From grand opera to a temple garden of azaleas, Bense's poetry carries us acrosspoignant landscapes of myth, memory, and daydream. In verses such as thosefound in "Peacock Hill" we encounter the past touching the present and edgingtoward the future:
I read their names.
Touch their stones.
My tracks are all over.
I could leave.

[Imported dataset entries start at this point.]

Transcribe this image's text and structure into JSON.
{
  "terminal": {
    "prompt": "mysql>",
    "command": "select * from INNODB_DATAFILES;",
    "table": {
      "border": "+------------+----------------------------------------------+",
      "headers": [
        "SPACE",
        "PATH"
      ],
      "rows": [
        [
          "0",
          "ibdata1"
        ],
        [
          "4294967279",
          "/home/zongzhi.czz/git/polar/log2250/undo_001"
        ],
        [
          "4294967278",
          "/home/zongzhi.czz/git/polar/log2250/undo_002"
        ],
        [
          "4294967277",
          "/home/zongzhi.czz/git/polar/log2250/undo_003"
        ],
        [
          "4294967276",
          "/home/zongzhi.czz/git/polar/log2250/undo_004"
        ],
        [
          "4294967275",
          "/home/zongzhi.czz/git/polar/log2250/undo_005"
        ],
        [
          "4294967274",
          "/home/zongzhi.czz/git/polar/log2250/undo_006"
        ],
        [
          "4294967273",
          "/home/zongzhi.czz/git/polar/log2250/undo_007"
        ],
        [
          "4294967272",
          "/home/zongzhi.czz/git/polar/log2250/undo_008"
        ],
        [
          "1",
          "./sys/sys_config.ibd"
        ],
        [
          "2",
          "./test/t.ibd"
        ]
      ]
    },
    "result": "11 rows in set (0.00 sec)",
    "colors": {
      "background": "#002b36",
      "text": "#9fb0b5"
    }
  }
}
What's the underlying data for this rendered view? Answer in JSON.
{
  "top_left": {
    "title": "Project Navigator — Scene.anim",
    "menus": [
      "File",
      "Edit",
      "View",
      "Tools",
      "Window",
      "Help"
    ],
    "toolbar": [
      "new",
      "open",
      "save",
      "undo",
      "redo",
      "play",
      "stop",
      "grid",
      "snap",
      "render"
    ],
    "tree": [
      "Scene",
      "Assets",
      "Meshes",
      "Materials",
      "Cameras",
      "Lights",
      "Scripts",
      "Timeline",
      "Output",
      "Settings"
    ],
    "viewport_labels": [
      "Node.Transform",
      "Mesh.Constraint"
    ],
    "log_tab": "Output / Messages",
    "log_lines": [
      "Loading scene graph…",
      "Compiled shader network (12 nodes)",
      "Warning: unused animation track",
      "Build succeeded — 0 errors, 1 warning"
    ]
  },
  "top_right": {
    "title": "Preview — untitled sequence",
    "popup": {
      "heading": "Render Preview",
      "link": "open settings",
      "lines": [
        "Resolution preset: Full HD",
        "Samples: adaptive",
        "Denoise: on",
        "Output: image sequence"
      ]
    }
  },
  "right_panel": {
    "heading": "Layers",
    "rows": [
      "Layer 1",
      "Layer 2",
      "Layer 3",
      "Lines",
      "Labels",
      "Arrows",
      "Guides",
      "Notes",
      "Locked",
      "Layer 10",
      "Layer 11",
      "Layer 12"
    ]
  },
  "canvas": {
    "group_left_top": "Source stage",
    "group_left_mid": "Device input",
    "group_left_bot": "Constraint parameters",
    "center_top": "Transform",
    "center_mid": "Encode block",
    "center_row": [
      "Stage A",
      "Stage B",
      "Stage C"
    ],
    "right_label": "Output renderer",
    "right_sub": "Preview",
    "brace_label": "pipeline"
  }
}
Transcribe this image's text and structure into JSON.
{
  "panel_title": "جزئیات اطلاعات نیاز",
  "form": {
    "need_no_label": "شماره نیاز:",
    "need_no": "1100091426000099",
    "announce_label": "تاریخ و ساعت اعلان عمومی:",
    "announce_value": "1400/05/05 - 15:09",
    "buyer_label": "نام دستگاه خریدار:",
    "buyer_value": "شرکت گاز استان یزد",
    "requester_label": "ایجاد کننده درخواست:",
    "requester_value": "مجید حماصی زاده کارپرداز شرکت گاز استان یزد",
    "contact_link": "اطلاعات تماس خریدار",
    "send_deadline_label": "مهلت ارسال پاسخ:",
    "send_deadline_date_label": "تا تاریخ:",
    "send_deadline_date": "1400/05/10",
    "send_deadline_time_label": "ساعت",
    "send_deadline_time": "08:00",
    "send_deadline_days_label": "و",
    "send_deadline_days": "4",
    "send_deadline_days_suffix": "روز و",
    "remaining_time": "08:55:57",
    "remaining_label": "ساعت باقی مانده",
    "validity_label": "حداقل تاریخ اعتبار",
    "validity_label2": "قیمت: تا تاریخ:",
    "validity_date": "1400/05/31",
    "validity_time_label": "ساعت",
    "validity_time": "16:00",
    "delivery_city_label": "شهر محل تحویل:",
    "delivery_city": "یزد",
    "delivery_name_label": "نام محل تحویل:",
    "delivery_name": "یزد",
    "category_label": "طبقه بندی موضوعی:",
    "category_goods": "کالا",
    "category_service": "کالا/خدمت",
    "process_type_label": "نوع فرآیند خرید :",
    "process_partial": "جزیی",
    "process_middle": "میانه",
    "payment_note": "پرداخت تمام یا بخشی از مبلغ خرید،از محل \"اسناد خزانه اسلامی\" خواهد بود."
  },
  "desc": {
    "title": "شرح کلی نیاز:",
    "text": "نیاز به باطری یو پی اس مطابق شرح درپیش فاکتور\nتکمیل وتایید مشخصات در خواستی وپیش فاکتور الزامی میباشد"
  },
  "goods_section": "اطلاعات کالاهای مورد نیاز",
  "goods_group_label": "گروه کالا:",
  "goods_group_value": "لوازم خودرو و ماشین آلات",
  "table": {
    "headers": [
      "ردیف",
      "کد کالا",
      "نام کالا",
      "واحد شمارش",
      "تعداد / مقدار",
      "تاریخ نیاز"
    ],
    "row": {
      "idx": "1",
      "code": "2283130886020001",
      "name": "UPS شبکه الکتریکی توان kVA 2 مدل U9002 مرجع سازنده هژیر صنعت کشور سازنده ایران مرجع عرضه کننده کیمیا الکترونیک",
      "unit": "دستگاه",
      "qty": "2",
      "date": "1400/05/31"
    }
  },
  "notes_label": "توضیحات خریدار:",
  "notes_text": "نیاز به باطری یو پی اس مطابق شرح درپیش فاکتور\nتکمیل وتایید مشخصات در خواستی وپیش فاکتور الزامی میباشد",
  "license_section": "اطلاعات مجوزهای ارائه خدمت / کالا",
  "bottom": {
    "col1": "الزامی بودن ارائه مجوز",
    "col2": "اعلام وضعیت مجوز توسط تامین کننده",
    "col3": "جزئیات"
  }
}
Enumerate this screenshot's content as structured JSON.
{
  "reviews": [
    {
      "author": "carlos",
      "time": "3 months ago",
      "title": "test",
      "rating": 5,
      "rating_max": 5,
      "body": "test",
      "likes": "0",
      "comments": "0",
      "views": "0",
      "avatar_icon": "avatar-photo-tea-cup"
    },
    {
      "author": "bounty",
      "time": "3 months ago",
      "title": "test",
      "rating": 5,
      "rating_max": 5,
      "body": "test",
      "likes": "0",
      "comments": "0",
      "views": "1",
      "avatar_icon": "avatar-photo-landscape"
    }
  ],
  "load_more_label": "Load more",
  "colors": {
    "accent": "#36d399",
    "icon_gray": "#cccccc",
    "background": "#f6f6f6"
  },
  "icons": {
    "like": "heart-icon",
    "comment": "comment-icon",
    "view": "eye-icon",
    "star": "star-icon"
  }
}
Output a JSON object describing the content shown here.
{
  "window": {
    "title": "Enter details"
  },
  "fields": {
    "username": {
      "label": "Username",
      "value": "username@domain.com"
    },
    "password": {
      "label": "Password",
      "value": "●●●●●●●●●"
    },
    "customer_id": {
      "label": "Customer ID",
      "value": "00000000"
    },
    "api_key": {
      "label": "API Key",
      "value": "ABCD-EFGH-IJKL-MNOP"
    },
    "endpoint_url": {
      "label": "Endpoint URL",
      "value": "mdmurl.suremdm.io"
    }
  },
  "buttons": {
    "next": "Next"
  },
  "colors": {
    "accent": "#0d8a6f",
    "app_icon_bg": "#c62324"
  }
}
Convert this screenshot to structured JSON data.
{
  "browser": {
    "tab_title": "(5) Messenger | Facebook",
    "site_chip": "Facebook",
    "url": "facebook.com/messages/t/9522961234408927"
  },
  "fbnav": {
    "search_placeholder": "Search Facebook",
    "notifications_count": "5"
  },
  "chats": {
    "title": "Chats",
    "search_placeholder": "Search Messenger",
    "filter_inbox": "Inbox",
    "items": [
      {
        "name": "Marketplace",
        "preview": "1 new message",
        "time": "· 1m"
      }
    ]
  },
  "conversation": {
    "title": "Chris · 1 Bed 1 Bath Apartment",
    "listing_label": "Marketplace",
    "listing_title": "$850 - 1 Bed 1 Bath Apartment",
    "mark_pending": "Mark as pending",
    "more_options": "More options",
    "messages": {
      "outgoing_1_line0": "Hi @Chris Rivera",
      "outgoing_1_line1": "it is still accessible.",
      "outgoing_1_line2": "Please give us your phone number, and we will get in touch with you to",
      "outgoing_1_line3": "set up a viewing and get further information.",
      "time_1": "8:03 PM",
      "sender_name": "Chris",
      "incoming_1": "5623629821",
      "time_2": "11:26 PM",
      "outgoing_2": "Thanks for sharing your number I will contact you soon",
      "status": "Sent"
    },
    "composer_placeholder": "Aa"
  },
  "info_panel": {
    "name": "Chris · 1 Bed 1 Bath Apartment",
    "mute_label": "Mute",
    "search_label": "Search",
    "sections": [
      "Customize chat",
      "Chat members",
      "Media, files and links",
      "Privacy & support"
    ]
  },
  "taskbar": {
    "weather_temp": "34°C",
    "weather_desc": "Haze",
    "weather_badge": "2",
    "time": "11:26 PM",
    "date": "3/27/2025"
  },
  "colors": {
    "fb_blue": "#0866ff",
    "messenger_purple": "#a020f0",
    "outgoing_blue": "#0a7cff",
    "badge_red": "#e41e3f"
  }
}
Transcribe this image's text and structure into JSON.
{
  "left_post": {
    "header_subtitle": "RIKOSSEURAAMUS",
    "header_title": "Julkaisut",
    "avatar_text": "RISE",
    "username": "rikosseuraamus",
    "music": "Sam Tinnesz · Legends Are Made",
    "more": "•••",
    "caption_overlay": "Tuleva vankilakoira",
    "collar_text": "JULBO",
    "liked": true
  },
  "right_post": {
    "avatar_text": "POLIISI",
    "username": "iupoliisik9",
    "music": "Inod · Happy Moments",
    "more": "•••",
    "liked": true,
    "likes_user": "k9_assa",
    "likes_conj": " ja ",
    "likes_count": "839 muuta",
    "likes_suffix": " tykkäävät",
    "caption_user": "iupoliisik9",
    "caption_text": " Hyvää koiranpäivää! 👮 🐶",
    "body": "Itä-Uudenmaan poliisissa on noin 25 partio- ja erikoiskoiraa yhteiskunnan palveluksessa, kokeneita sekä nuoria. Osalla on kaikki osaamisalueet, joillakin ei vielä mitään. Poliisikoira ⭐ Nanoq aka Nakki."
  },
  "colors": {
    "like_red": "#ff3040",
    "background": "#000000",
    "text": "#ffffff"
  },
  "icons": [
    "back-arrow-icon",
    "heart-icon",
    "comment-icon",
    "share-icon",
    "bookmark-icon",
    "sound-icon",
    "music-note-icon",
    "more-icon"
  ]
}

Or stop here and disappear.
And, at some point, readers may realize that through Listening to the BowlCrack, Bense has created a world in which we all might wish to travel.